well, I’m running on vista 64 bit with AMD quad phenom 9500. I have two graphics cards in crossfireX, both are Radeon HD 3650’s. I’m writing code in Visual Studio C++ 2008 professional using wxWidgets for my windowing system. The problem specifically occurs when I call swapbuffers, the program crashes. It can’t find a DC (drawing context?). I’ve tried running some of the samples they have but they don’t work either.
I’ve also tried running glut projects that I know work and they don’t work on this computer either. That’s why I think the problem lies somewhere with the graphics card which is suppose to support OpenGL 2.0
With wxWidgets you have to compile OpenGL support into the library, it is possible that it’s not been built with it. Did you compile wxWidgets yourself or use the prebuilt libs?
Try building it yourself. I would bet this is the problem given that the GL samples don’t work.
I found the problem. When I turn my second graphics card off, then my program works, and swap buffers performs correctly. So the problem should have something to do with the CrossfireX or how I connected the two cards or something. Thanks for all the help anyway.
To answer your question, I built wxWidgets myself.
Ok, when I was doing OpenGL on Win32 with 2 cards (years ago but on XP), XP couldn’t handle 2 cards and have acceleration, simple as that.

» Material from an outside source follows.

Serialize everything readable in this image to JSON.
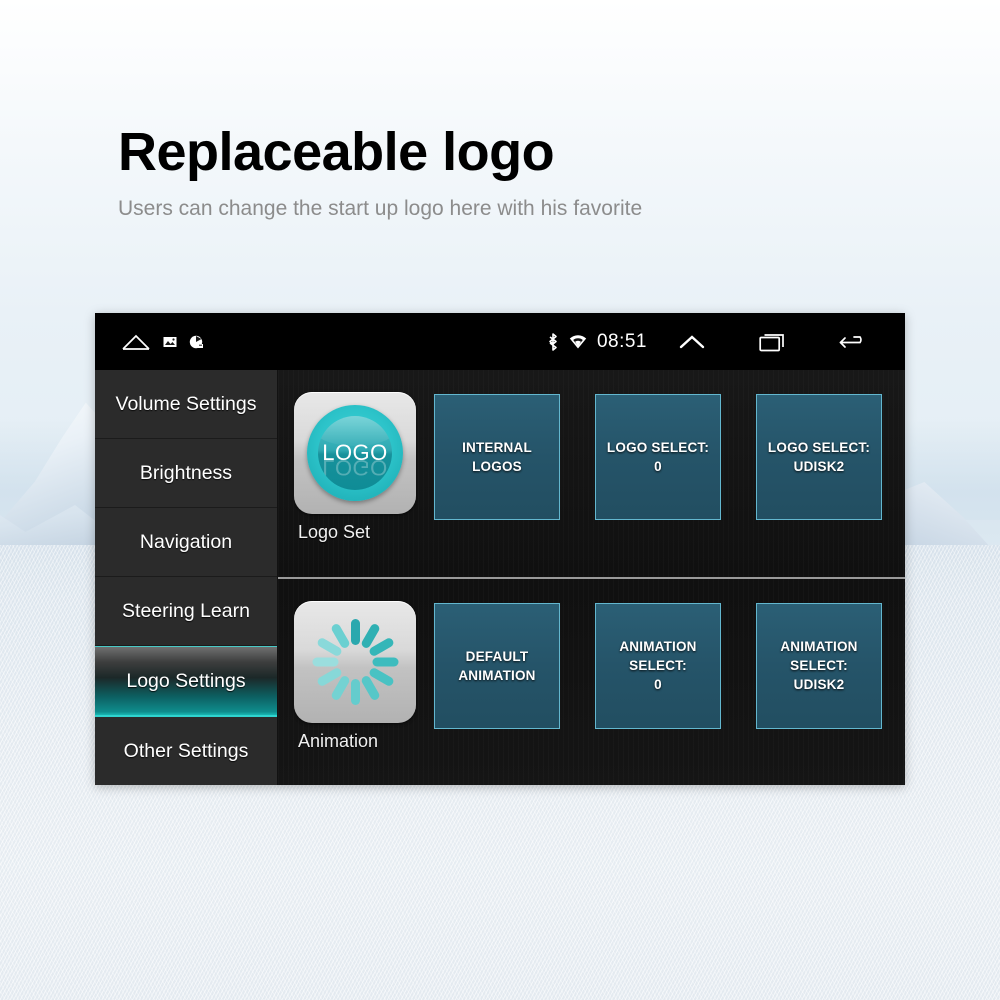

Could be the same problem.
nVidia started to fix these issues in the drivers for dual head cards cos it wasn’t the same problem, but there were other similar problems.
You see, Win32’s GDI wasn’t designed to work with multiple cards/monitors and probably still has the same issues.